┏━━
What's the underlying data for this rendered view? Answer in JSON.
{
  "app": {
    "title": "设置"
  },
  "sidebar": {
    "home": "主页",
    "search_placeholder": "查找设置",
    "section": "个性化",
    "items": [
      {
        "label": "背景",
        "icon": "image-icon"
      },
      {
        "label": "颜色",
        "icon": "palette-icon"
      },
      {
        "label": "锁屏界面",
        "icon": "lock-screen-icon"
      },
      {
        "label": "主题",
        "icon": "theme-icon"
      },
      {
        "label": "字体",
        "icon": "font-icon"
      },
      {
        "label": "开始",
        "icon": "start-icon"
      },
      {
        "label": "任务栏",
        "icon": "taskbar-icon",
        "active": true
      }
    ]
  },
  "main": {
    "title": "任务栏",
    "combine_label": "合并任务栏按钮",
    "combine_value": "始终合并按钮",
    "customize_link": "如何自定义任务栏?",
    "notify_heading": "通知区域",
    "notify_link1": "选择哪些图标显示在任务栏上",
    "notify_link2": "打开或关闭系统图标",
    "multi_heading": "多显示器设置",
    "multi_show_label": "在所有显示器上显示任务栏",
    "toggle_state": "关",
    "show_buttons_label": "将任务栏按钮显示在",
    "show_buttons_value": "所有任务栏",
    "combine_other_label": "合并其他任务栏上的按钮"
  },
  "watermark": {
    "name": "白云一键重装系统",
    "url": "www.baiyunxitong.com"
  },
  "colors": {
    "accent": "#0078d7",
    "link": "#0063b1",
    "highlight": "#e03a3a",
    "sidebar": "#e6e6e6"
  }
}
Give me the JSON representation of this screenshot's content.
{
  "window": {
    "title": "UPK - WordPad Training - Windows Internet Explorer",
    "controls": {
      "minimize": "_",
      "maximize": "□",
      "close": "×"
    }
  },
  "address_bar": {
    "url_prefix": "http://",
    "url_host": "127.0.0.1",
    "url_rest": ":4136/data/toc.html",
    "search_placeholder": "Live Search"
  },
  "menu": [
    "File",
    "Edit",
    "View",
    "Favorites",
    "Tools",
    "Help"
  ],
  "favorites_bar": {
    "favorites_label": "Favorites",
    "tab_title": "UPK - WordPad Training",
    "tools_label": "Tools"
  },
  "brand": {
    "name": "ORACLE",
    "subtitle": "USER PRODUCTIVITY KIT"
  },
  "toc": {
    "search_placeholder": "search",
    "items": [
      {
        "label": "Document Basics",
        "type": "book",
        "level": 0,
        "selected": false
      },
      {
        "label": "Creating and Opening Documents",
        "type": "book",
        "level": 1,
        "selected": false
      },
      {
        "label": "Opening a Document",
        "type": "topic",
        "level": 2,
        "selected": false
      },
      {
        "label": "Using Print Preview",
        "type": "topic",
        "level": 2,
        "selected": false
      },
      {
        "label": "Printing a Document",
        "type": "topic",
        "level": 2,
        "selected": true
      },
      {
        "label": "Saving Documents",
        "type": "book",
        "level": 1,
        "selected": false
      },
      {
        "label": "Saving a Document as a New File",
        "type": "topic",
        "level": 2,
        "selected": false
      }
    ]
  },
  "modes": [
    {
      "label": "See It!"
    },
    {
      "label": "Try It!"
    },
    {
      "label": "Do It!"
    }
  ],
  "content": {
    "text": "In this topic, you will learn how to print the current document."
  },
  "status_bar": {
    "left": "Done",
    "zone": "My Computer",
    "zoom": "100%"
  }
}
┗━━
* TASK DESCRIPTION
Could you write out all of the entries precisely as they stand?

* EXPECTED OUTPUT
What's the underlying data for this rendered view? Answer in JSON.
{
  "app": {
    "title": "设置"
  },
  "sidebar": {
    "home": "主页",
    "search_placeholder": "查找设置",
    "section": "个性化",
    "items": [
      {
        "label": "背景",
        "icon": "image-icon"
      },
      {
        "label": "颜色",
        "icon": "palette-icon"
      },
      {
        "label": "锁屏界面",
        "icon": "lock-screen-icon"
      },
      {
        "label": "主题",
        "icon": "theme-icon"
      },
      {
        "label": "字体",
        "icon": "font-icon"
      },
      {
        "label": "开始",
        "icon": "start-icon"
      },
      {
        "label": "任务栏",
        "icon": "taskbar-icon",
        "active": true
      }
    ]
  },
  "main": {
    "title": "任务栏",
    "combine_label": "合并任务栏按钮",
    "combine_value": "始终合并按钮",
    "customize_link": "如何自定义任务栏?",
    "notify_heading": "通知区域",
    "notify_link1": "选择哪些图标显示在任务栏上",
    "notify_link2": "打开或关闭系统图标",
    "multi_heading": "多显示器设置",
    "multi_show_label": "在所有显示器上显示任务栏",
    "toggle_state": "关",
    "show_buttons_label": "将任务栏按钮显示在",
    "show_buttons_value": "所有任务栏",
    "combine_other_label": "合并其他任务栏上的按钮"
  },
  "watermark": {
    "name": "白云一键重装系统",
    "url": "www.baiyunxitong.com"
  },
  "colors": {
    "accent": "#0078d7",
    "link": "#0063b1",
    "highlight": "#e03a3a",
    "sidebar": "#e6e6e6"
  }
}
Give me the JSON representation of this screenshot's content.
{
  "window": {
    "title": "UPK - WordPad Training - Windows Internet Explorer",
    "controls": {
      "minimize": "_",
      "maximize": "□",
      "close": "×"
    }
  },
  "address_bar": {
    "url_prefix": "http://",
    "url_host": "127.0.0.1",
    "url_rest": ":4136/data/toc.html",
    "search_placeholder": "Live Search"
  },
  "menu": [
    "File",
    "Edit",
    "View",
    "Favorites",
    "Tools",
    "Help"
  ],
  "favorites_bar": {
    "favorites_label": "Favorites",
    "tab_title": "UPK - WordPad Training",
    "tools_label": "Tools"
  },
  "brand": {
    "name": "ORACLE",
    "subtitle": "USER PRODUCTIVITY KIT"
  },
  "toc": {
    "search_placeholder": "search",
    "items": [
      {
        "label": "Document Basics",
        "type": "book",
        "level": 0,
        "selected": false
      },
      {
        "label": "Creating and Opening Documents",
        "type": "book",
        "level": 1,
        "selected": false
      },
      {
        "label": "Opening a Document",
        "type": "topic",
        "level": 2,
        "selected": false
      },
      {
        "label": "Using Print Preview",
        "type": "topic",
        "level": 2,
        "selected": false
      },
      {
        "label": "Printing a Document",
        "type": "topic",
        "level": 2,
        "selected": true
      },
      {
        "label": "Saving Documents",
        "type": "book",
        "level": 1,
        "selected": false
      },
      {
        "label": "Saving a Document as a New File",
        "type": "topic",
        "level": 2,
        "selected": false
      }
    ]
  },
  "modes": [
    {
      "label": "See It!"
    },
    {
      "label": "Try It!"
    },
    {
      "label": "Do It!"
    }
  ],
  "content": {
    "text": "In this topic, you will learn how to print the current document."
  },
  "status_bar": {
    "left": "Done",
    "zone": "My Computer",
    "zoom": "100%"
  }
}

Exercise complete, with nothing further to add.